Extreme emotional disturbance as affirmative defense to murder
- • notice of expert testimony
- • right of state to psychiatric or psychological examination
(1) It is an affirmative defense to murder for purposes of ORS 163.115 (Murder) (1)(a) that the homicide was committed under the influence of extreme emotional disturbance if the disturbance is not the result of the person’s own intentional, knowing, reckless or criminally negligent act and if there is a reasonable explanation for the disturbance. The reasonableness of the explanation for the disturbance must be determined from the standpoint of an ordinary person in the actor’s situation under the circumstances that the actor reasonably believed them to be. Extreme emotional disturbance does not constitute a defense to a prosecution for, or preclude a conviction of, manslaughter in the first degree or any other crime.

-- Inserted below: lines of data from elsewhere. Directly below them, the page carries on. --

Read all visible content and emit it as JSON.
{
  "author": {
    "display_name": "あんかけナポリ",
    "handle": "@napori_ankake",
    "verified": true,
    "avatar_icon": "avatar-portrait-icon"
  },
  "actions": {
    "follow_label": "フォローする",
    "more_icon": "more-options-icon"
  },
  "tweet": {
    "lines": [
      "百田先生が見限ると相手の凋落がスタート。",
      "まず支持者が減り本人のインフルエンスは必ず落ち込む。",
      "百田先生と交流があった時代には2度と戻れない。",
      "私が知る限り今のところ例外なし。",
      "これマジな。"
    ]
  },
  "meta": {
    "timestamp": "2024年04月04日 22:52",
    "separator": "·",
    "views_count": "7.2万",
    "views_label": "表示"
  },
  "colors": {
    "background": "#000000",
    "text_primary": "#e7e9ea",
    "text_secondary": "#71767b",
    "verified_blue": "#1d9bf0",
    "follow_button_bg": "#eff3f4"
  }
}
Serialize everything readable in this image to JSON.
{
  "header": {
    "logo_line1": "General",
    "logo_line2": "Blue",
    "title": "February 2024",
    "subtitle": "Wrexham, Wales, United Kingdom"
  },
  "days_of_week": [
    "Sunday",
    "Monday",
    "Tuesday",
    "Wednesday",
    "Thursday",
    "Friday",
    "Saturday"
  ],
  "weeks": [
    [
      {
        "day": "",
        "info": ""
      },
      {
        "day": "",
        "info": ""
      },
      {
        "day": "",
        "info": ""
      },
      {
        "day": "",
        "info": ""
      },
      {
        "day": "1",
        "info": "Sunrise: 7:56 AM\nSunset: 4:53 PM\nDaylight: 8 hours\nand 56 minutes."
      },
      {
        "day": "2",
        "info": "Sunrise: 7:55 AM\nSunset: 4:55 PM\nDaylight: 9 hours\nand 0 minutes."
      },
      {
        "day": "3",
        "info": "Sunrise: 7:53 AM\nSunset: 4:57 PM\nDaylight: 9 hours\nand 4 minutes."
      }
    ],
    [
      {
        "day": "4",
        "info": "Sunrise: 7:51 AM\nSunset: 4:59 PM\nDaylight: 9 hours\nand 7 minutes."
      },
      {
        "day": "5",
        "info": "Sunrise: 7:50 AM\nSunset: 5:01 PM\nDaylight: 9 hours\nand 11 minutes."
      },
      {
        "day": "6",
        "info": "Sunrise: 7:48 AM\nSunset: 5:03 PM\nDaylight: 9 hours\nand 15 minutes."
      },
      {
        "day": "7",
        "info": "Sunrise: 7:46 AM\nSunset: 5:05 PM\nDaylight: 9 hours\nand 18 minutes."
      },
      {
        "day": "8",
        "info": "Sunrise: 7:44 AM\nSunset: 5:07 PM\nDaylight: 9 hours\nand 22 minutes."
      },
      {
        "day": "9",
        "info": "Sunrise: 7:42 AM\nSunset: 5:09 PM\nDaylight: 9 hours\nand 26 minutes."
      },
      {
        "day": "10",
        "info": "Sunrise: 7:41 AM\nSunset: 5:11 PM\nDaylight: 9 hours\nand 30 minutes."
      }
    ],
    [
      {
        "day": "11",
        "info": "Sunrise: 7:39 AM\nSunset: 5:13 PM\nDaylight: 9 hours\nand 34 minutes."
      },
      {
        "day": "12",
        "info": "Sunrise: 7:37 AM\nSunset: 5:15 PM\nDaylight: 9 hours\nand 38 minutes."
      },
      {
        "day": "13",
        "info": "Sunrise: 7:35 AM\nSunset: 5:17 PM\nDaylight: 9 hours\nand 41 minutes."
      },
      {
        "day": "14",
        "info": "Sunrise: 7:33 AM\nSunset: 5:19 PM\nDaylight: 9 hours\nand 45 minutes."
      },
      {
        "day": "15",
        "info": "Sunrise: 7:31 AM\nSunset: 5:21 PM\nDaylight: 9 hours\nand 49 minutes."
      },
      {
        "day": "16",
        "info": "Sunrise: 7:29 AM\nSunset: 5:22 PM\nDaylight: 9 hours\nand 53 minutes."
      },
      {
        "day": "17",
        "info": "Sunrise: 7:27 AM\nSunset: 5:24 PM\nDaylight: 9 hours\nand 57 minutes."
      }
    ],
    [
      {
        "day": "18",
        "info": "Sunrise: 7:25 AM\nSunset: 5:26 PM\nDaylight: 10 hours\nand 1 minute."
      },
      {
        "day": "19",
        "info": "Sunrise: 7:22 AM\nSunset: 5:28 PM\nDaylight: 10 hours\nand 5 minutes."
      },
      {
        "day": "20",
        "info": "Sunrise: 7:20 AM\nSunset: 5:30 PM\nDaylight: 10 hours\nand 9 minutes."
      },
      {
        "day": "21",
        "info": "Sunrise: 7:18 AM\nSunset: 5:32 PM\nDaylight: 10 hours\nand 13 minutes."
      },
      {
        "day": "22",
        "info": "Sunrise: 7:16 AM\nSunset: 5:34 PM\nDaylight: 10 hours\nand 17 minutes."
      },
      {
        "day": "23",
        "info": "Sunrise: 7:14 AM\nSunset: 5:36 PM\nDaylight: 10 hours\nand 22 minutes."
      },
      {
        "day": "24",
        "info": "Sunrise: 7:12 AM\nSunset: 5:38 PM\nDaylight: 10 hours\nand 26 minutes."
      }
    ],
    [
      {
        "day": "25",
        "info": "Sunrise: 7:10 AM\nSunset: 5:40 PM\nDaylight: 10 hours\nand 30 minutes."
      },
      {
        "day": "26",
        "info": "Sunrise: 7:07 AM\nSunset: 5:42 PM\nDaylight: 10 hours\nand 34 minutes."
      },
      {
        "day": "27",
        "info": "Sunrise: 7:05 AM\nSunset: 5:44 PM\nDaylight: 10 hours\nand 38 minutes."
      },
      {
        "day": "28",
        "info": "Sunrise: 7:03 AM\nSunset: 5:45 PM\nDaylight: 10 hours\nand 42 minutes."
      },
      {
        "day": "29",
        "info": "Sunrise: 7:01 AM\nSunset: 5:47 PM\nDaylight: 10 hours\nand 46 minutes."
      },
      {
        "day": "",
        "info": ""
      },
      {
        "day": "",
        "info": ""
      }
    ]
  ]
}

(2) The defendant may not introduce in the defendant’s case in chief expert testimony regarding extreme emotional disturbance under this section unless the defendant gives notice of the defendant’s intent to do so.
(3) The notice required must be in writing and must be filed at the time the defendant pleads not guilty. The defendant may file the notice at any time after the defendant pleads but before trial if the court determines that there was just cause for failure to file the notice at the time of the defendant’s plea.
(4) If the defendant fails to file notice, the defendant may not introduce evidence for the purpose of proving extreme emotional disturbance under ORS 163.115 (Murder) unless the court, in its discretion, determines that there was just cause for failure to file notice.
(5) After the defendant files notice as provided in this section, the state may have at least one psychiatrist or licensed psychologist of its selection examine the defendant in the same manner and subject to the same provisions as provided in ORS 161.315 (Right of state to obtain mental examination of defendant). [1971 c.743 §90; 1977 c.235 §1; 1981 c.873 §7; 2003 c.127 §1]
3 OregonLaws.org assembles these lists by analyzing references between Sections. Each listed item refers back to the current Section in its own text. The result reveals relationships in the code that may not have otherwise been apparent.